“CRACKERSSSSSSSSSSSSSSS . . . CRACKERRRRRRRRRRRRRRRRRRRRR . . . BREADDDDDDDDDDDDDDDDDDDDDDDDDDDDDDDDDDDDD . . . POPCORNNNNNNNNNNNNNNNNNNNNNNNNNNNN . . . NOOOOOOOOOOOOOOOOOOOOOOOOOOOOOOOOOOOOOOOOOOOOOOOOOOOOOOOOOOOOOOOOOOOOOOOOOOOOOOOOOOOOOOOOOOOOOOOOOOOOOOOOOOOOOOOOOOOOOOOOOOOOOOOOOOOOOOOOOOOOOOOOOOOOOOOOOOOOOOOOOOOOOOOOOOOOOOOOOOOOOOOOOOOOOOOOOOOOOOOOOOOOOOOOOOOOOOOOOOOOOOOOOOOOOOOOOOOOOOOOOOOOOOOOOOOOOOOOOOOOOOOOOOOOOOO
I had sliced apples ready and in a little baggy for her, waiting for when she was too hungry. At the last errand, she happily ate the apple. But not a Trader Joes.
Nothing would do it.
The apples I offered were flippantly tossed with a wave of her tiny hand. The shrieks progressed in loudness, obnoxiousness, and ridiculousness until it was an all-out ear-piercing shriek accompanied by crocodile tears.
I couldn’t pass by anyone without seeing looks.
I didn’t care what their looks were. Some, I’m sure, were of compassion. Some were of disdain. I have no doubt that a good handful of people thought to themselves, “when I have kids, there is NO WAY I’m ever letting them throw a fit that big.”

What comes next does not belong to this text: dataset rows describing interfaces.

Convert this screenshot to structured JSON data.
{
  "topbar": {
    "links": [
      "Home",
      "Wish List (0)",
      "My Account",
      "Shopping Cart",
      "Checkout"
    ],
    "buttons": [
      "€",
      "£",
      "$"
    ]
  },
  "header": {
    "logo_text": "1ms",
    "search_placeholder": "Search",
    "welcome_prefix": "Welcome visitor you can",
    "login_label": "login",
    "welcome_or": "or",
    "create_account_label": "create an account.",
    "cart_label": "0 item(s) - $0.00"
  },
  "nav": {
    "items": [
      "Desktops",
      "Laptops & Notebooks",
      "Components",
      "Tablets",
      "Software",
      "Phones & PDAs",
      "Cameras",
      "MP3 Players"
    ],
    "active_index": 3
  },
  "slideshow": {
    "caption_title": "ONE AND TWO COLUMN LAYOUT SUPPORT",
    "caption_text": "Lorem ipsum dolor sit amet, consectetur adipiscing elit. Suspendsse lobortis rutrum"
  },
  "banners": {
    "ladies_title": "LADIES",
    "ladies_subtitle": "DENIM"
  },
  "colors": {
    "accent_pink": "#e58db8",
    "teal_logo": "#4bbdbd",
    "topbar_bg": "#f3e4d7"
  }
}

I didn’t care anymore what they thought.
If I talked to Little miss, I would lose it and say something I might regret. If I put her in time-out, I might be a little too rough. If I spanked her, OH, right, I can’t spank her. Just as well.
The only way I knew how to cope was to just ignore it. I had done everything I thought I could within reason. I even took her out of the store once to address the screaming. But it wouldn’t stop. And I needed groceries.
I couldn’t smile at the knowing looks of mamas who’ve been there and mercifully escaped into an empty nest. I couldn’t even smile at the woman who tentatively suggested that one day I might miss these days.
Because I was staring at a monster.
And it wasn’t my daughter.
It was me.
It was me screaming. A silent scream that no one can hear, masked behind my well-put-together outfit and flat-ironed hair.
I am raging against God. And it’s not about apples. It’s so, so much worse.
It is me screaming that His plan is not good enough for me. His provision is not enough. His big picture is the wrong picture, and He’s not paying attention to what I NEED.
I scream and rage and cry because I want a healthy pregnancy, I DESERVE a healthy pregnancy, and I want it now. I scream because I don’t want to have to have the strength anymore to be polite when others tell me they are pregnant. I don’t want to hold back the sarcasm, the bitterness that threatens to eat me whole. I want to give in. I want to throw a fit about it all.
I not-so-gently remind Him that I am supposed to be giving birth in 2 days. But my stomach is flat. And has been for too long. At least too long according to me.
It doesn’t matter that he chose to provide for our family through adoption — and to provide for little miss the same way. It doesn’t matter that there may be other babies who haven’t yet been born who need us, who need me to be their mama.
It doesn’t matter to me.
Because like my little girl, I want something I can’t have.
I hate the monster I see reflected back from my screaming child’s face. A horrid reminder that, like an immature child, I’m refusing to accept from God’s hand, no matter what is in it.
I hate my monster inside.